Make an exact copy of the entries below, with all images left out.

(SOURCE MATERIAL)

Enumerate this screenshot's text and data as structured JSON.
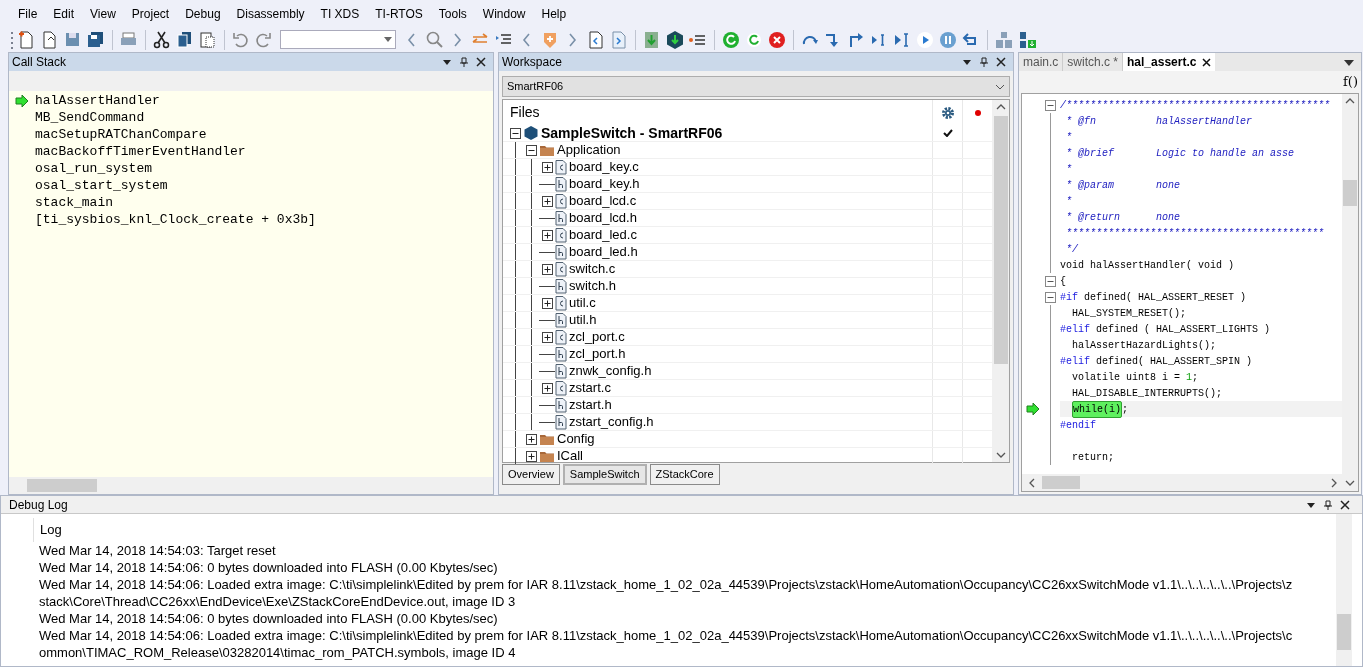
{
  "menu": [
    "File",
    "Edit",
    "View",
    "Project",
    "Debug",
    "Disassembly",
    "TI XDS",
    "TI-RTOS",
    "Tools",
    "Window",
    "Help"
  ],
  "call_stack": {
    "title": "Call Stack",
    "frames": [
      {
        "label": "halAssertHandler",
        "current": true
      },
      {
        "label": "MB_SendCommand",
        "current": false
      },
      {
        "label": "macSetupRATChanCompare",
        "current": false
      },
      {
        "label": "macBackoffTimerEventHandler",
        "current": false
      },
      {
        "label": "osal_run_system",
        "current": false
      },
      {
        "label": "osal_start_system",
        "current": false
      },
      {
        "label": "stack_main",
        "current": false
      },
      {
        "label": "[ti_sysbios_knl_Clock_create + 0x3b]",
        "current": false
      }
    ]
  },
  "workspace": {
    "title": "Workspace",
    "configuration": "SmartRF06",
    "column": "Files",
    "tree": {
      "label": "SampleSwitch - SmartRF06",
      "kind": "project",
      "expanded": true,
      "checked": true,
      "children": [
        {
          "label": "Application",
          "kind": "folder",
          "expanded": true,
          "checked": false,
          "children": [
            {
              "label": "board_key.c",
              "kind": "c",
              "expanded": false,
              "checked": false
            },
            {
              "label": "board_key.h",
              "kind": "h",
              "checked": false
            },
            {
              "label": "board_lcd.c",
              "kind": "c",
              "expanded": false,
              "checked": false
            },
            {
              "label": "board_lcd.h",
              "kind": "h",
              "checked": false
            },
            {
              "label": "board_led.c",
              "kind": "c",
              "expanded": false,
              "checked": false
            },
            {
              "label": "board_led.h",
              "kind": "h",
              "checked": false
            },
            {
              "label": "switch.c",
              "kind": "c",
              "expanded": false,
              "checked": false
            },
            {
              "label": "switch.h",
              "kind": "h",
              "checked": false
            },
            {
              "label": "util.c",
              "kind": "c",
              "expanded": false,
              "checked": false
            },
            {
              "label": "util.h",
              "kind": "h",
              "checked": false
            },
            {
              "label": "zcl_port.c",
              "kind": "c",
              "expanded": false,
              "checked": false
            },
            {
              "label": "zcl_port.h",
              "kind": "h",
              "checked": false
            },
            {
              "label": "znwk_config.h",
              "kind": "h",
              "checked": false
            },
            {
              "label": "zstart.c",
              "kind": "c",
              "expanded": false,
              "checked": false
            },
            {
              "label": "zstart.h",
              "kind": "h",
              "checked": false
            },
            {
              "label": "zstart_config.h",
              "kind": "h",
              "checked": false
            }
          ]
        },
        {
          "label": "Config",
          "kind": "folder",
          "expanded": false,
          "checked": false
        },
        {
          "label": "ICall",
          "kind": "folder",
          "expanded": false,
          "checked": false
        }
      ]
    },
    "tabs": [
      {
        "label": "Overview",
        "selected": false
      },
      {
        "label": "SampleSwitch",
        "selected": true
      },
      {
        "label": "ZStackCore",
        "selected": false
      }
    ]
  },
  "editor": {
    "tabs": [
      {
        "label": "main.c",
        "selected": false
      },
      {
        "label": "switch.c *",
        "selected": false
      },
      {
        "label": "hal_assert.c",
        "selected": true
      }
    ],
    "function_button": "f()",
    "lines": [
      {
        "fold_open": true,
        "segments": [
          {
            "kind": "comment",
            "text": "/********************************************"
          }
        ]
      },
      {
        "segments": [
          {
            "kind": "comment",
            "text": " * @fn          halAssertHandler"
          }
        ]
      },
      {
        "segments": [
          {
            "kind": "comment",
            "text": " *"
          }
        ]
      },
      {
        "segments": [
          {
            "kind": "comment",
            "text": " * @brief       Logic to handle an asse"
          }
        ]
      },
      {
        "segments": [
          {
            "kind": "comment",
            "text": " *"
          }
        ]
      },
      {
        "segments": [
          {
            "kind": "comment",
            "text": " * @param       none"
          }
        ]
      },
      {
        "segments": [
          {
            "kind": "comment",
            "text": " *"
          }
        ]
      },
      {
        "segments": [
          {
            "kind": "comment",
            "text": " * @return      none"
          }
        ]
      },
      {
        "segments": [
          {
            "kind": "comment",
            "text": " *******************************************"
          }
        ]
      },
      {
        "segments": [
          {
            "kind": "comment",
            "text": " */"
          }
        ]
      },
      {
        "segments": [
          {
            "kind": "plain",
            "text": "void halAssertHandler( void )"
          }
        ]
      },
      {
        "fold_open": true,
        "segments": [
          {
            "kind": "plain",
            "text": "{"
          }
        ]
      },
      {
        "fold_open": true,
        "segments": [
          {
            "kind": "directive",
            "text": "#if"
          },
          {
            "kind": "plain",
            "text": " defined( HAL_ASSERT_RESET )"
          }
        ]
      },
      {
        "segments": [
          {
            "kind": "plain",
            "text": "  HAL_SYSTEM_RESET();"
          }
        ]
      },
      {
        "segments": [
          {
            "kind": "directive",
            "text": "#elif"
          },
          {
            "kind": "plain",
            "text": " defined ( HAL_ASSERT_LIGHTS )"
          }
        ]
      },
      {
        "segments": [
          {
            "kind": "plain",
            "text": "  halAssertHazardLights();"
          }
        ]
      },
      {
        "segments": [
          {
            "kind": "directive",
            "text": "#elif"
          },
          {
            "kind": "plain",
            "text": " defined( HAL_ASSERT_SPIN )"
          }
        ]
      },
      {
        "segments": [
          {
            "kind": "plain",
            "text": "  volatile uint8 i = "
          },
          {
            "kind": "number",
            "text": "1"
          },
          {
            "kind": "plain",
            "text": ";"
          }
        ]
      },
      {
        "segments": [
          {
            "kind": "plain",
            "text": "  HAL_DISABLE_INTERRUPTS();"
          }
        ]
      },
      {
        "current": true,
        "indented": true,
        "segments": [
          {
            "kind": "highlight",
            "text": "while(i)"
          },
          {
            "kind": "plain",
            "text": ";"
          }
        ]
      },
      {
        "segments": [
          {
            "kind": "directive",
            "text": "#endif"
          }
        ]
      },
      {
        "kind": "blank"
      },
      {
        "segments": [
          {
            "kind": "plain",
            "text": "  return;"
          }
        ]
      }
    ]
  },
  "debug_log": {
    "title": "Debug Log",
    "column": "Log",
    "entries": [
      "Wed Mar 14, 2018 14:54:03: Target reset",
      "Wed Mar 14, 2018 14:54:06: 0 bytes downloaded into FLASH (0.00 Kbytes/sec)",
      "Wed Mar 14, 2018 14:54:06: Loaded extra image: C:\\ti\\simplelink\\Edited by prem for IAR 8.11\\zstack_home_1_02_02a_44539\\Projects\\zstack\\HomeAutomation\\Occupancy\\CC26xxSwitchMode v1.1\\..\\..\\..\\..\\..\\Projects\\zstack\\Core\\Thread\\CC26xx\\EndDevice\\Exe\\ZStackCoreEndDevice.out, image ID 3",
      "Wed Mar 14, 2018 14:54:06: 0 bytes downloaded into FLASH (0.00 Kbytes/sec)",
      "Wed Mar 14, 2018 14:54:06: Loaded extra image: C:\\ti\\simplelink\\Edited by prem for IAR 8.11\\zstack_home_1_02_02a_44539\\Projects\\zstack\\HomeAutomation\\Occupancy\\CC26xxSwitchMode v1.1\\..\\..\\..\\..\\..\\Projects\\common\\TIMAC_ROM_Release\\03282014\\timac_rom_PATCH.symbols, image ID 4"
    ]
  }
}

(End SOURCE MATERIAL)

[ANSWER]:
Enumerate this screenshot's text and data as structured JSON.
{
  "menu": [
    "File",
    "Edit",
    "View",
    "Project",
    "Debug",
    "Disassembly",
    "TI XDS",
    "TI-RTOS",
    "Tools",
    "Window",
    "Help"
  ],
  "call_stack": {
    "title": "Call Stack",
    "frames": [
      {
        "label": "halAssertHandler",
        "current": true
      },
      {
        "label": "MB_SendCommand",
        "current": false
      },
      {
        "label": "macSetupRATChanCompare",
        "current": false
      },
      {
        "label": "macBackoffTimerEventHandler",
        "current": false
      },
      {
        "label": "osal_run_system",
        "current": false
      },
      {
        "label": "osal_start_system",
        "current": false
      },
      {
        "label": "stack_main",
        "current": false
      },
      {
        "label": "[ti_sysbios_knl_Clock_create + 0x3b]",
        "current": false
      }
    ]
  },
  "workspace": {
    "title": "Workspace",
    "configuration": "SmartRF06",
    "column": "Files",
    "tree": {
      "label": "SampleSwitch - SmartRF06",
      "kind": "project",
      "expanded": true,
      "checked": true,
      "children": [
        {
          "label": "Application",
          "kind": "folder",
          "expanded": true,
          "checked": false,
          "children": [
            {
              "label": "board_key.c",
              "kind": "c",
              "expanded": false,
              "checked": false
            },
            {
              "label": "board_key.h",
              "kind": "h",
              "checked": false
            },
            {
              "label": "board_lcd.c",
              "kind": "c",
              "expanded": false,
              "checked": false
            },
            {
              "label": "board_lcd.h",
              "kind": "h",
              "checked": false
            },
            {
              "label": "board_led.c",
              "kind": "c",
              "expanded": false,
              "checked": false
            },
            {
              "label": "board_led.h",
              "kind": "h",
              "checked": false
            },
            {
              "label": "switch.c",
              "kind": "c",
              "expanded": false,
              "checked": false
            },
            {
              "label": "switch.h",
              "kind": "h",
              "checked": false
            },
            {
              "label": "util.c",
              "kind": "c",
              "expanded": false,
              "checked": false
            },
            {
              "label": "util.h",
              "kind": "h",
              "checked": false
            },
            {
              "label": "zcl_port.c",
              "kind": "c",
              "expanded": false,
              "checked": false
            },
            {
              "label": "zcl_port.h",
              "kind": "h",
              "checked": false
            },
            {
              "label": "znwk_config.h",
              "kind": "h",
              "checked": false
            },
            {
              "label": "zstart.c",
              "kind": "c",
              "expanded": false,
              "checked": false
            },
            {
              "label": "zstart.h",
              "kind": "h",
              "checked": false
            },
            {
              "label": "zstart_config.h",
              "kind": "h",
              "checked": false
            }
          ]
        },
        {
          "label": "Config",
          "kind": "folder",
          "expanded": false,
          "checked": false
        },
        {
          "label": "ICall",
          "kind": "folder",
          "expanded": false,
          "checked": false
        }
      ]
    },
    "tabs": [
      {
        "label": "Overview",
        "selected": false
      },
      {
        "label": "SampleSwitch",
        "selected": true
      },
      {
        "label": "ZStackCore",
        "selected": false
      }
    ]
  },
  "editor": {
    "tabs": [
      {
        "label": "main.c",
        "selected": false
      },
      {
        "label": "switch.c *",
        "selected": false
      },
      {
        "label": "hal_assert.c",
        "selected": true
      }
    ],
    "function_button": "f()",
    "lines": [
      {
        "fold_open": true,
        "segments": [
          {
            "kind": "comment",
            "text": "/********************************************"
          }
        ]
      },
      {
        "segments": [
          {
            "kind": "comment",
            "text": " * @fn          halAssertHandler"
          }
        ]
      },
      {
        "segments": [
          {
            "kind": "comment",
            "text": " *"
          }
        ]
      },
      {
        "segments": [
          {
            "kind": "comment",
            "text": " * @brief       Logic to handle an asse"
          }
        ]
      },
      {
        "segments": [
          {
            "kind": "comment",
            "text": " *"
          }
        ]
      },
      {
        "segments": [
          {
            "kind": "comment",
            "text": " * @param       none"
          }
        ]
      },
      {
        "segments": [
          {
            "kind": "comment",
            "text": " *"
          }
        ]
      },
      {
        "segments": [
          {
            "kind": "comment",
            "text": " * @return      none"
          }
        ]
      },
      {
        "segments": [
          {
            "kind": "comment",
            "text": " *******************************************"
          }
        ]
      },
      {
        "segments": [
          {
            "kind": "comment",
            "text": " */"
          }
        ]
      },
      {
        "segments": [
          {
            "kind": "plain",
            "text": "void halAssertHandler( void )"
          }
        ]
      },
      {
        "fold_open": true,
        "segments": [
          {
            "kind": "plain",
            "text": "{"
          }
        ]
      },
      {
        "fold_open": true,
        "segments": [
          {
            "kind": "directive",
            "text": "#if"
          },
          {
            "kind": "plain",
            "text": " defined( HAL_ASSERT_RESET )"
          }
        ]
      },
      {
        "segments": [
          {
            "kind": "plain",
            "text": "  HAL_SYSTEM_RESET();"
          }
        ]
      },
      {
        "segments": [
          {
            "kind": "directive",
            "text": "#elif"
          },
          {
            "kind": "plain",
            "text": " defined ( HAL_ASSERT_LIGHTS )"
          }
        ]
      },
      {
        "segments": [
          {
            "kind": "plain",
            "text": "  halAssertHazardLights();"
          }
        ]
      },
      {
        "segments": [
          {
            "kind": "directive",
            "text": "#elif"
          },
          {
            "kind": "plain",
            "text": " defined( HAL_ASSERT_SPIN )"
          }
        ]
      },
      {
        "segments": [
          {
            "kind": "plain",
            "text": "  volatile uint8 i = "
          },
          {
            "kind": "number",
            "text": "1"
          },
          {
            "kind": "plain",
            "text": ";"
          }
        ]
      },
      {
        "segments": [
          {
            "kind": "plain",
            "text": "  HAL_DISABLE_INTERRUPTS();"
          }
        ]
      },
      {
        "current": true,
        "indented": true,
        "segments": [
          {
            "kind": "highlight",
            "text": "while(i)"
          },
          {
            "kind": "plain",
            "text": ";"
          }
        ]
      },
      {
        "segments": [
          {
            "kind": "directive",
            "text": "#endif"
          }
        ]
      },
      {
        "kind": "blank"
      },
      {
        "segments": [
          {
            "kind": "plain",
            "text": "  return;"
          }
        ]
      }
    ]
  },
  "debug_log": {
    "title": "Debug Log",
    "column": "Log",
    "entries": [
      "Wed Mar 14, 2018 14:54:03: Target reset",
      "Wed Mar 14, 2018 14:54:06: 0 bytes downloaded into FLASH (0.00 Kbytes/sec)",
      "Wed Mar 14, 2018 14:54:06: Loaded extra image: C:\\ti\\simplelink\\Edited by prem for IAR 8.11\\zstack_home_1_02_02a_44539\\Projects\\zstack\\HomeAutomation\\Occupancy\\CC26xxSwitchMode v1.1\\..\\..\\..\\..\\..\\Projects\\zstack\\Core\\Thread\\CC26xx\\EndDevice\\Exe\\ZStackCoreEndDevice.out, image ID 3",
      "Wed Mar 14, 2018 14:54:06: 0 bytes downloaded into FLASH (0.00 Kbytes/sec)",
      "Wed Mar 14, 2018 14:54:06: Loaded extra image: C:\\ti\\simplelink\\Edited by prem for IAR 8.11\\zstack_home_1_02_02a_44539\\Projects\\zstack\\HomeAutomation\\Occupancy\\CC26xxSwitchMode v1.1\\..\\..\\..\\..\\..\\Projects\\common\\TIMAC_ROM_Release\\03282014\\timac_rom_PATCH.symbols, image ID 4"
    ]
  }
}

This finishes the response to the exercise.